Part2.doc

Can someone please help as I have tried this and have gone without sleep for 2 nights.

Thank you.

2. The composite rule is also known as the chain rule. Put simply, the derivative of the inside times the derivative of the outside.

$\displaystyle \frac{dy}{dx}=\frac{dy}{du}\cdot\frac{du}{dx}$

Where $\displaystyle u=\frac{2}{3}x-\frac{1}{6}x^{2}$

The inside, u, is: $\displaystyle \frac{4x-x^{2}}{6}=\frac{2}{3}x-\frac{1}{6}x^{2}$

Find the derivative of this and get $\displaystyle \frac{du}{dx}=\frac{2}{3}-\frac{1}{3}x$

$\displaystyle \frac{dy}{du}=e^{u}$. And we know the derivative of $\displaystyle e^{u}=e^{u}$, so we have:

$\displaystyle \frac{dy}{dx}=\left(e^{\frac{2}{3}x-\frac{1}{6}x^{2}}\right)\left(\underbrace{\frac{2} {3}-\frac{1}{3}x}_{\text{du/dx}}\right)$

3. In case that was too complicated for you, the following example might be easier.
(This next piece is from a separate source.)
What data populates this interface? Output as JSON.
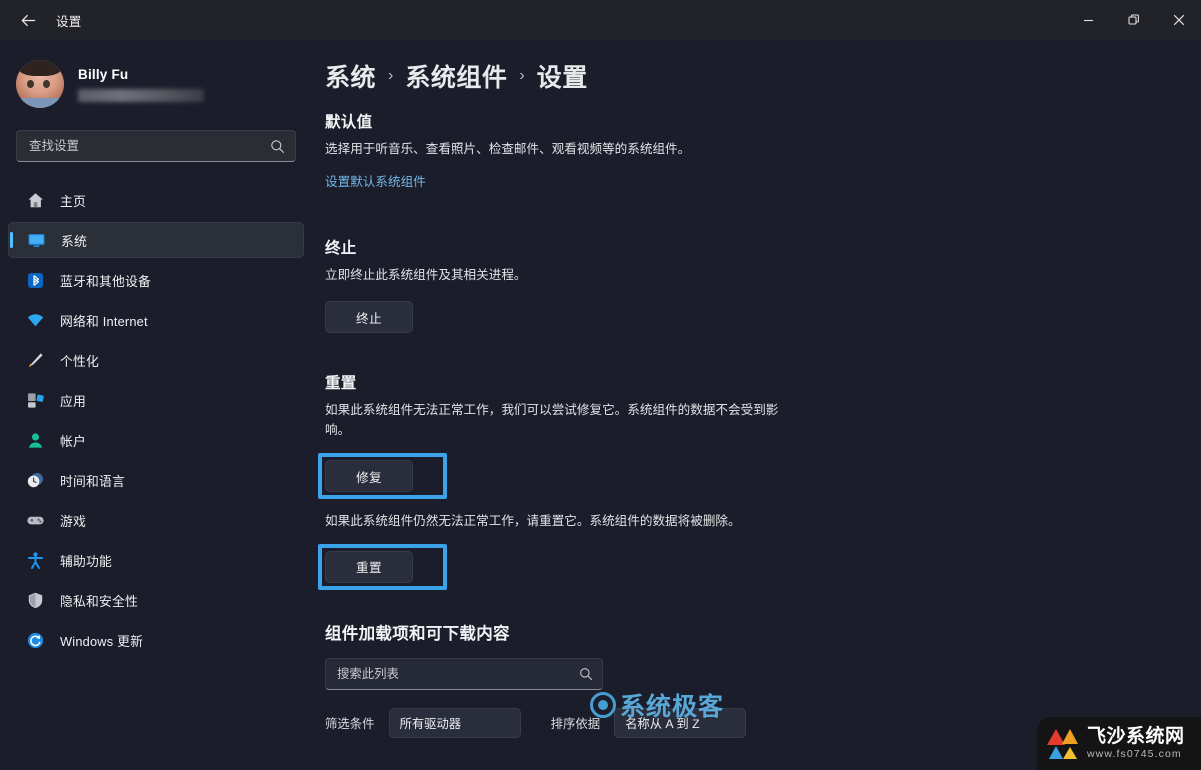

The principle is the same - the derivative of a function is the derivative of the outside times the derivative of the inside.

Suppose you want to take the derivative of $\displaystyle \sin(x^2+3)$

Then your answer is $\displaystyle D(\sin(x^2+3)) * D(x^2+3) = \cos(x^2+3) * 2x$

4. ## composite rule

can you please show me an example with the first question in my attachment as i just can not get my head around it.

Do I keep the e in the fuction.

Basically YES: $\displaystyle \frac{{d\left[ {e^{f(x)} } \right]}}{{dx}} = f'(x)e^{f(x)}$.
$\displaystyle \frac{{d\left[ {e^{x^3 } } \right]}}{{dx}} = \left[ {3x^2 } \right]e^{x^3 }$.
$\displaystyle \frac{{d\left[ {e^{\sin (x)} } \right]}}{{dx}} = \left[ {\cos (x)} \right]e^{\sin (x)}$
$\displaystyle \frac{{d\left[ {e^{\tan ^2 (x)} } \right]}}{{dx}} = \left[ {2\tan (x)\sec ^2 (x)} \right]e^{\tan ^2 (x)}$